Britta Pejic's inventive Backyards

She's not there
By SAM PFEIFLE  |  December 1, 2010

What a perfectly strange and delightful album is Britta Pejic's Backyards That Weren't There Before. That sounds pretty flouncy, sure, but those are the kinds of feelings the album inspires. There are times when it could be children's music, and kids will certainly like it, with its ineffable bounce and strange tales. But it's shimmery pop and alt-country and maniacally off-kilter, too.

Pejic's been here before.
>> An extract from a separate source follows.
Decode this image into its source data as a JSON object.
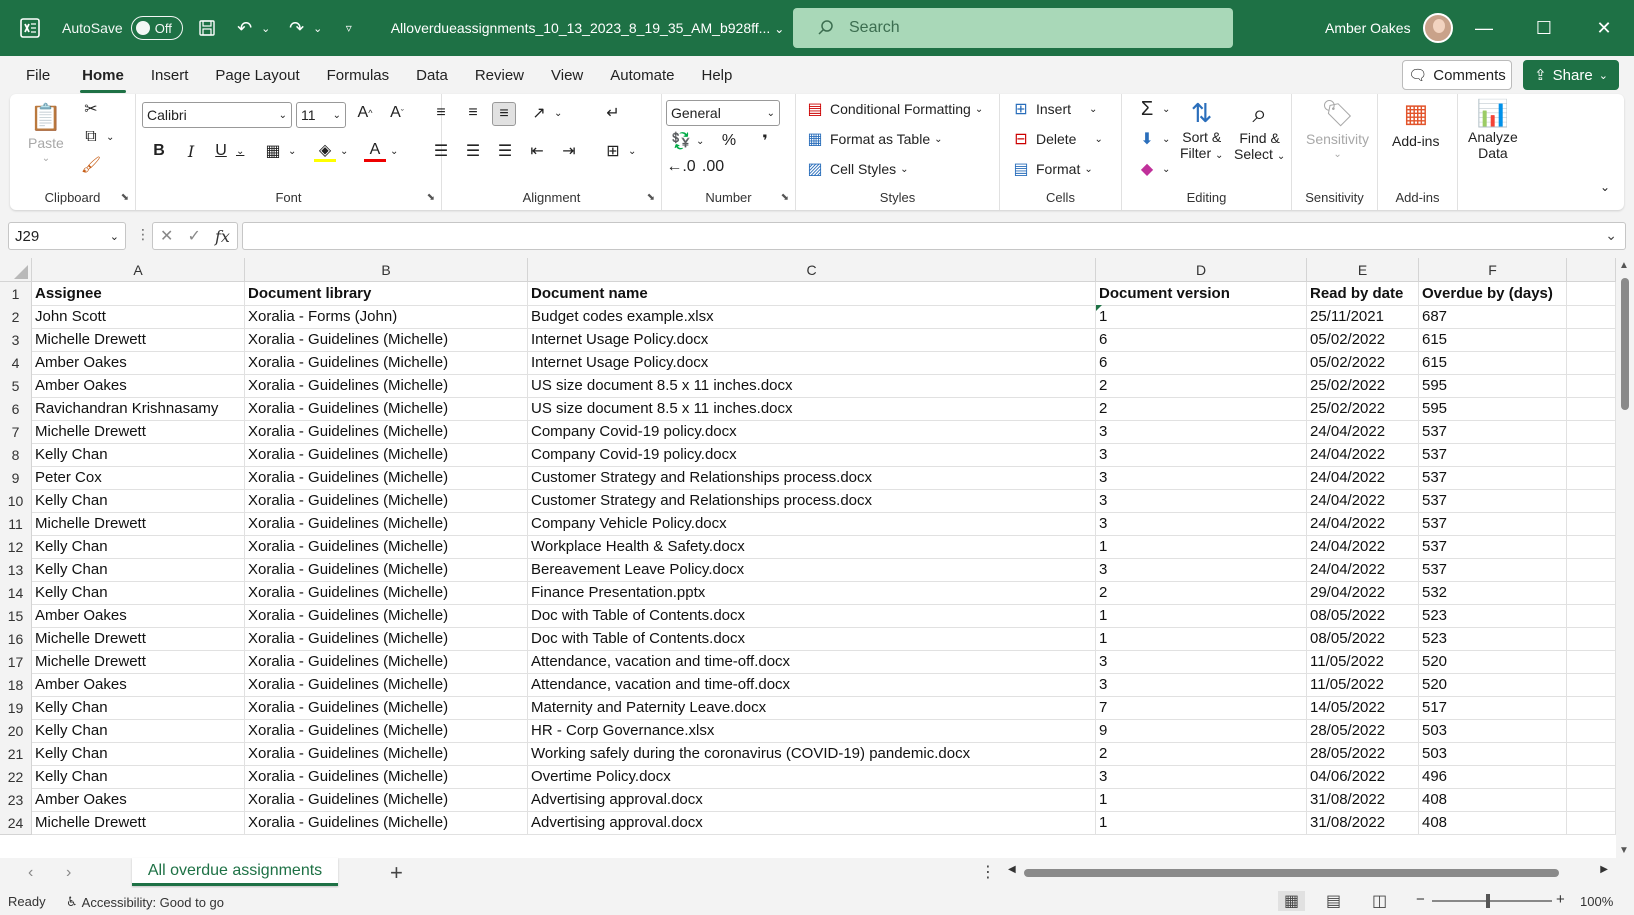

Her four-piece Bigamy Sisters were a pretty well-reviewed indie act out of Austin who last released the full-length Beyond the Ha Ha in 2000. Ten years later, though, it's hard to believe she'd care about being well-reviewed. This album is just so free and self-confident, veering off to wherever her imagination takes her.

"Heavy Heart" is loud and brassy, grounded by Shannon Allen's cello. "Summercholy" has a furious guitar strum and vocals and nothing else until a sweet mellotron seeps into the second verse. "The Manhole Yarn" speaks of the "notorious chasm of Istanbul," and, well, falling down a manhole.

There's a lot of the acoustic warmth that people respond to in Edward Sharpe and the Magnetic Zeroes' album, the moral authority of Aimee Mann, and plenty of good choices in instrumentation and tone (nice work from Acadia Recording here). I now know, thanks to Pejic, that "allium" describes bulbous herbs like onions and garlic.

She's the kind of post-modern songwriter who's not afraid to write a song like "Old Cold Bold," which seems to have been created to see how many words can be rhymed with "old": "You had a heart of gold, so I was told/We came from the same mold, but that got old/Your blood it turned so bold, when mine got cold."

It goes on. Happily. With a sleepy pedal steel bit from Todd Hutchisen creating a moody ballad. It's silly. It's serious. It's the kind of song created by people who have no choice but to write and record music just because they love the hell out of it. That kind of energy comes through and is hard not to like.

So, when you hear about something like Britta Pejic's "CD release party and Giant Onion Giveaway," maybe you ought to think about checking it out.

Sam Pfeifle can be reached

BACKYARDS THAT WEREN'T THERE BEFORE | Released by Britta Pejic | with the Lomax | at the Empire, in Portland | Dec 16 |

Related: The Big Hurt: Faces refaced, Trans Am | What Day Is It Tonight? Trans Am Live, 1993 - 2008, Various Artists | Panama! 3, More more >
  Topics: CD Reviews , Music, Todd Hutchisen, Shannon Allen,  More more >
| More

Most Popular
Share this entry with Delicious
  •   LIVING WITH SNAEX  |  November 03, 2014
    Snaex's new record The 10,000 Things is all a big fuck you to what? Us? Lingering dreams of making music for others to consume? Society at large?  
  •   THE BIG MUDDY  |  October 24, 2014
    Some people just want it more.
  •   TALL HORSE, SHORT ALBUM  |  October 16, 2014
    If Slainte did nothing more than allow Nick Poulin the time and space to get Tall Horse together, its legacy may be pretty well secure. Who knows what will eventually come of the band, but Glue, as a six-song introduction to the world, is a damn fine work filled with highly listenable, ’90s-style indie rock.
  •   REVIVING VIVA NUEVA  |  October 11, 2014
    15 years ago last week, Rustic Overtones appeared on the cover of the third-ever issue of the Portland Phoenix .
  •   RODGERS, OVER AND OUT  |  October 11, 2014
    It’s been a long time since standing up and pounding on a piano and belting out lyrics has been much of a thing.

 See all articles by: SAM PFEIFLE